▸ **Assignment**
Across the listing that follows, establish how many lines contain the string "title" and provide that number by itself.
• • • • •
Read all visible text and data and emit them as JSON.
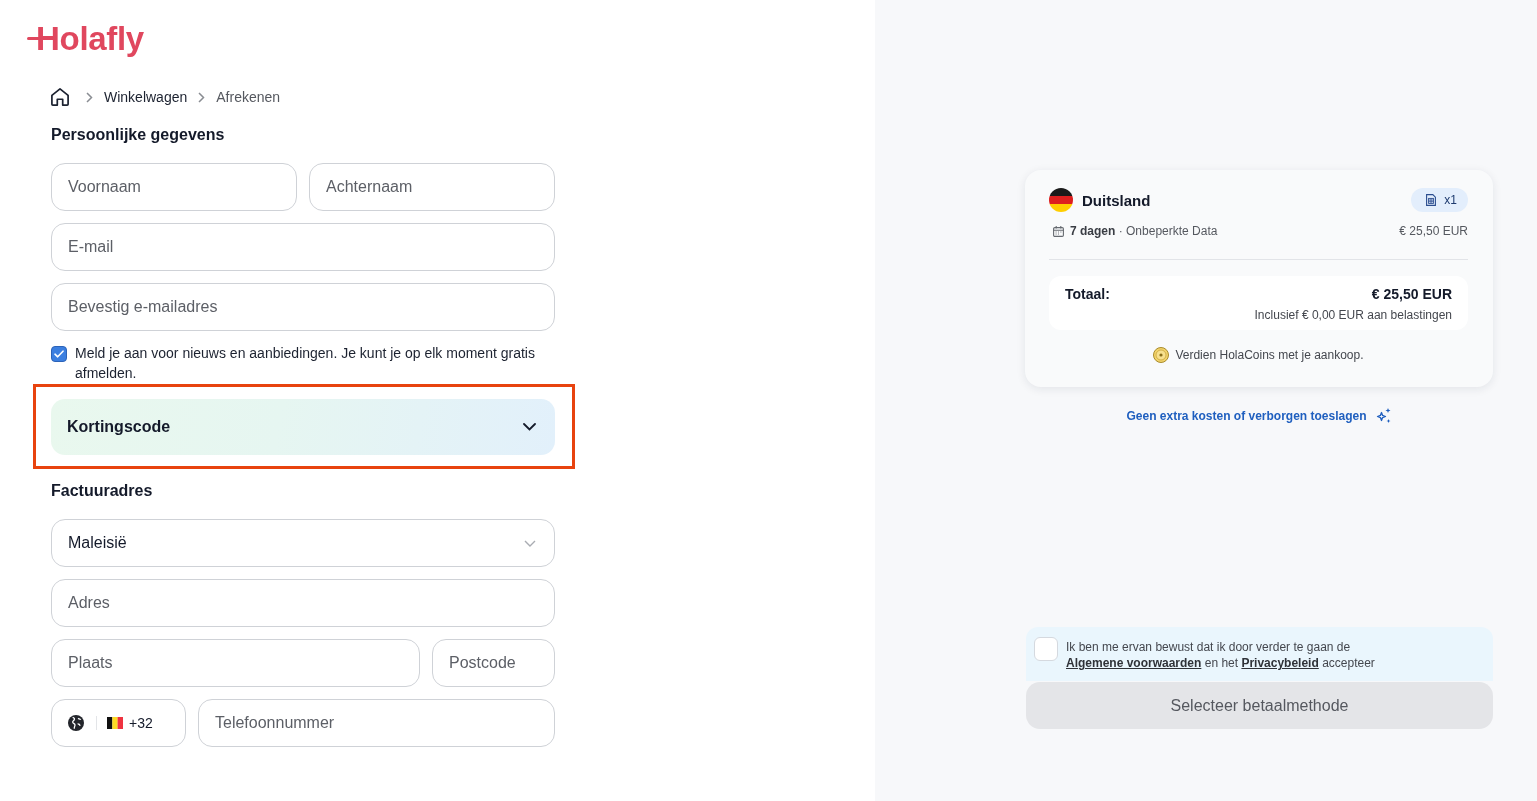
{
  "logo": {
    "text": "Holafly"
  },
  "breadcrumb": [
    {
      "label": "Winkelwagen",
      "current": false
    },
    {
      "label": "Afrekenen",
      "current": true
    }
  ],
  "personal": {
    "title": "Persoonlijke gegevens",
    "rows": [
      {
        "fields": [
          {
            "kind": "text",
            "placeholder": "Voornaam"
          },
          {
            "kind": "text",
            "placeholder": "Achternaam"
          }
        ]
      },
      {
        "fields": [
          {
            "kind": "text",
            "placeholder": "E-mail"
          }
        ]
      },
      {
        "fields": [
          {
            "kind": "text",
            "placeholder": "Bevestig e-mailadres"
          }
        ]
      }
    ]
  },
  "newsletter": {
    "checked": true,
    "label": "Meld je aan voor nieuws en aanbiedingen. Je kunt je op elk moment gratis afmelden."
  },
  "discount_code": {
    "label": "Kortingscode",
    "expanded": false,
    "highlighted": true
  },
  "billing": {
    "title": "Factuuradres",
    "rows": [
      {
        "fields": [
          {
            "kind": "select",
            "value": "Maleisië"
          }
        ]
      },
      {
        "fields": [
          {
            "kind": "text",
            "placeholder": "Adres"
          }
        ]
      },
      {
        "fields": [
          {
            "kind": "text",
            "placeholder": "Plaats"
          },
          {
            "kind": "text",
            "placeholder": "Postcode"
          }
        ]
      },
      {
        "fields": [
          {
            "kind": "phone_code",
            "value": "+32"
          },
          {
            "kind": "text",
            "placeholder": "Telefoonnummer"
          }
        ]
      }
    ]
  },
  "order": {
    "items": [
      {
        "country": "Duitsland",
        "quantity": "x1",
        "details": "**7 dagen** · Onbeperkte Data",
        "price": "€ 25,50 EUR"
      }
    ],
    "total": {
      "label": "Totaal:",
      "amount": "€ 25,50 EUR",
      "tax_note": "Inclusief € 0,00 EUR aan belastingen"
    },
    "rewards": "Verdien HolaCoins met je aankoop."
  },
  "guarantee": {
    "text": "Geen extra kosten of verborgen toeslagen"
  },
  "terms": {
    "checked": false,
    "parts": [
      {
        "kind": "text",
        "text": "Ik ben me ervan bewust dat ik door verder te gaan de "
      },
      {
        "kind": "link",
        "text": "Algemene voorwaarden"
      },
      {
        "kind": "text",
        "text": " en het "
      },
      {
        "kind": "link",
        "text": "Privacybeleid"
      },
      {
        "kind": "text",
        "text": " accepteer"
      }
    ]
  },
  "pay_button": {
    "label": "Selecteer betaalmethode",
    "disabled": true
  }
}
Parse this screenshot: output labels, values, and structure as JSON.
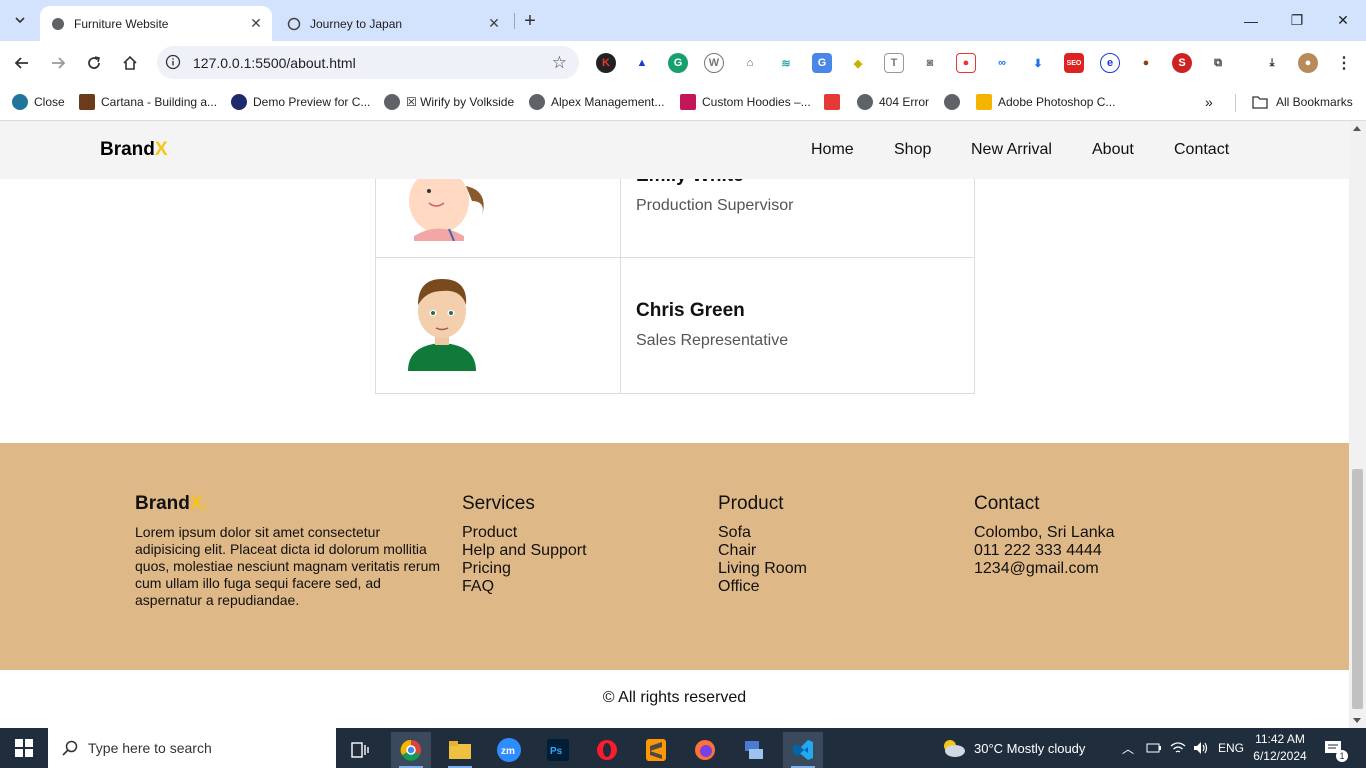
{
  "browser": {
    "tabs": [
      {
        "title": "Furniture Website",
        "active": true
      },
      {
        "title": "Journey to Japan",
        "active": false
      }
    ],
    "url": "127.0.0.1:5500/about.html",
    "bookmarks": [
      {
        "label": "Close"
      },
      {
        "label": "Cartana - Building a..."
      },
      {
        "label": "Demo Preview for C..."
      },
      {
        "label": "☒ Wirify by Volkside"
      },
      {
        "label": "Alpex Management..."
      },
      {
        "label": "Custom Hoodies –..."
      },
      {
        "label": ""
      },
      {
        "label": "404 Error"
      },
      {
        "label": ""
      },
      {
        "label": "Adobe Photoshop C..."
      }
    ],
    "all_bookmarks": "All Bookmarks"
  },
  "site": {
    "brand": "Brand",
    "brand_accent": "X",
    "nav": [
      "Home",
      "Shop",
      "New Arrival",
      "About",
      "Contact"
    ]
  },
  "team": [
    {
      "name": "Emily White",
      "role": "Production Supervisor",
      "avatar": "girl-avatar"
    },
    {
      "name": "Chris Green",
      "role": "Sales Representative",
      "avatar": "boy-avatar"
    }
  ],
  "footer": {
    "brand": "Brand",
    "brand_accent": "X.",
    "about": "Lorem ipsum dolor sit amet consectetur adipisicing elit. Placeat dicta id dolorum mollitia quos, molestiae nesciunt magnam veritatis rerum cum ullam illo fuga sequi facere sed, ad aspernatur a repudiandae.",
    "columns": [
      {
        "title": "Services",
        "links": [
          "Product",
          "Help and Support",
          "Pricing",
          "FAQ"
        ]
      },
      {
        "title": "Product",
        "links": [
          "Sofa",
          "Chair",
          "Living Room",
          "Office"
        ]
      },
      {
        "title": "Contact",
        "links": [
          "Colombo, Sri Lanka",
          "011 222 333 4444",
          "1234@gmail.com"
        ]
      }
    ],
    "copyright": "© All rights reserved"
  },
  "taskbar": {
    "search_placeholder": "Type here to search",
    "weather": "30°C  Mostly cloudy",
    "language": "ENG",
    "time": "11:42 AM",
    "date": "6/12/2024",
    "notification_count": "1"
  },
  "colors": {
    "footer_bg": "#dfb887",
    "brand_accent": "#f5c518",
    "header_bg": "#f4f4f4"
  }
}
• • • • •
▸ **Result of the exercise**
7